The Singularity of Wheat
Wheat ales are different, generally lower in hoppiness and higher in frothiness. I know of many otherwise well-rounded beer aficionados, particularly hopheads, that hate them and obversely many beer novices that love them. Maybe it’s the softness of hops that fuels the passions of both groups, but whatever the cause their appeal is singular.
Wheat ales conspicuously skated around the strictures of the Reinheitsgebot in Germany where weissbiers were stylistically perfected, despite being highly tolerated exceptions to the rule. Elsewhere in Europe and the Americas, they provide a creative canvas for all sorts of unique compositions of fruit, spice, and even more esoteric ingredients. Our 2010 World Beer Championships wheat beer tasting supported both these observations, but also demonstrated that good and even great wheat beers of all styles are being made everywhere.

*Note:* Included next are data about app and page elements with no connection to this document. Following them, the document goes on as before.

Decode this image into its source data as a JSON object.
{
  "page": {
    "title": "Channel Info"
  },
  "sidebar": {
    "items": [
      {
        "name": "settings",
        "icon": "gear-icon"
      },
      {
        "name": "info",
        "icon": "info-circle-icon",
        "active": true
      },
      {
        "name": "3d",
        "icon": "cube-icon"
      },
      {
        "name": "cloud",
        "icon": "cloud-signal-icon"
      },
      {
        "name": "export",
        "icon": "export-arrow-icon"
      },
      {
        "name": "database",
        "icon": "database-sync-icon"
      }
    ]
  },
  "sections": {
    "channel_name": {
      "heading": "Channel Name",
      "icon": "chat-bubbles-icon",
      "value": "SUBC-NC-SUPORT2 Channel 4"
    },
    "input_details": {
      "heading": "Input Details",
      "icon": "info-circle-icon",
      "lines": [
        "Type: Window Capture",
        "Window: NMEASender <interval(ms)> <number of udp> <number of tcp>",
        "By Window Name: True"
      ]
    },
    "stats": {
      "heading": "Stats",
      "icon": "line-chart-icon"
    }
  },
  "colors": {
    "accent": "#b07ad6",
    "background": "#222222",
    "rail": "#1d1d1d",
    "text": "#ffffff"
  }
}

A few of the European highlights from our tasting include: Germany’s Wurzburger Hofbrau Julius Echter Hefe-Weiss (93 points) and Austria’s Hofbräu Kaltenhausen Edelweiss (90 points), Holland’s La Trappe Witte Trappist (92 points), and Scotland’s Williams Bros. Brewing Grozet Gooseberry & Wheat Ale (90 points). And on the home front, craft brewers showed that they don’t take a back seat to anyone when it comes to quality and flavor. North American standouts included: Stevens Point Brewery’s Point Horizon Wheat (90 points), The Boston Beer Co.’s Samuel Adams Imperial White Ale (94 points), Unibroue’s Blanche de Chambly (92 points), Bastone Brewery’s Weizen Bock (93 points), Fish Brewing Co.’s Leavenworth Biers Boulder Bend Dunkelweizen (90 points), Chameleon Brewing Co.’s Witty Ale (90 points), and Top of the Hill Restaurant & Brewery’s Blue Ridge Blueberry Wheat (93 points).

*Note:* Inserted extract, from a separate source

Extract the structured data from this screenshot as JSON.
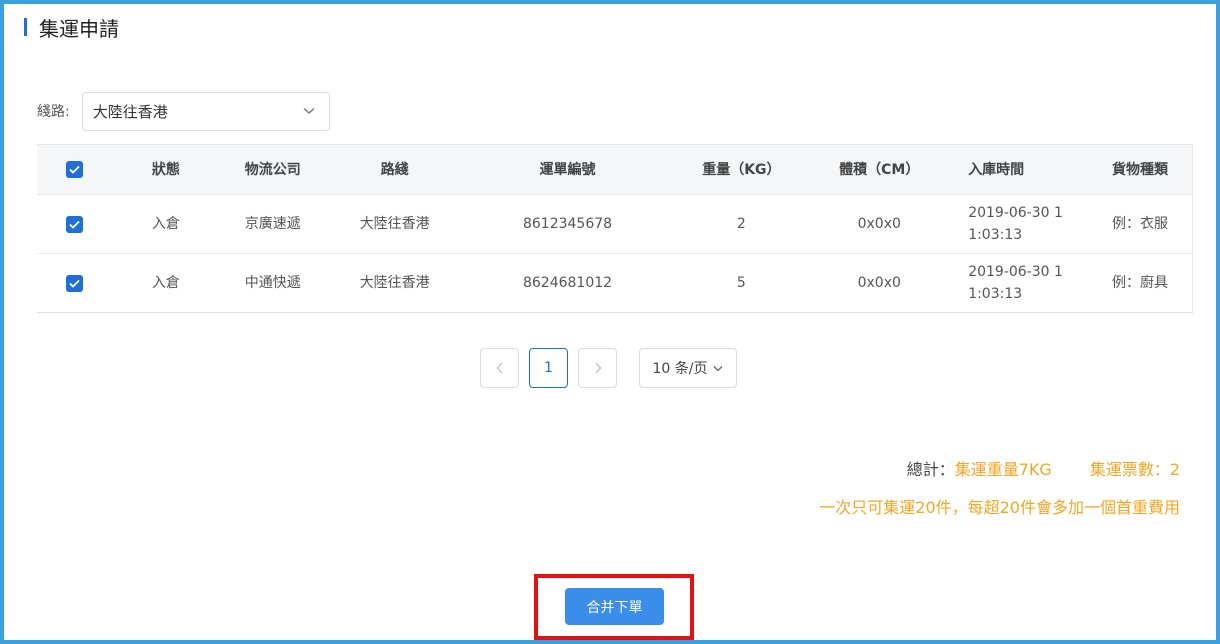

So rejoice “wheat heads”(and you know who are). There are more choices than ever to satisfy your singular taste for wheat.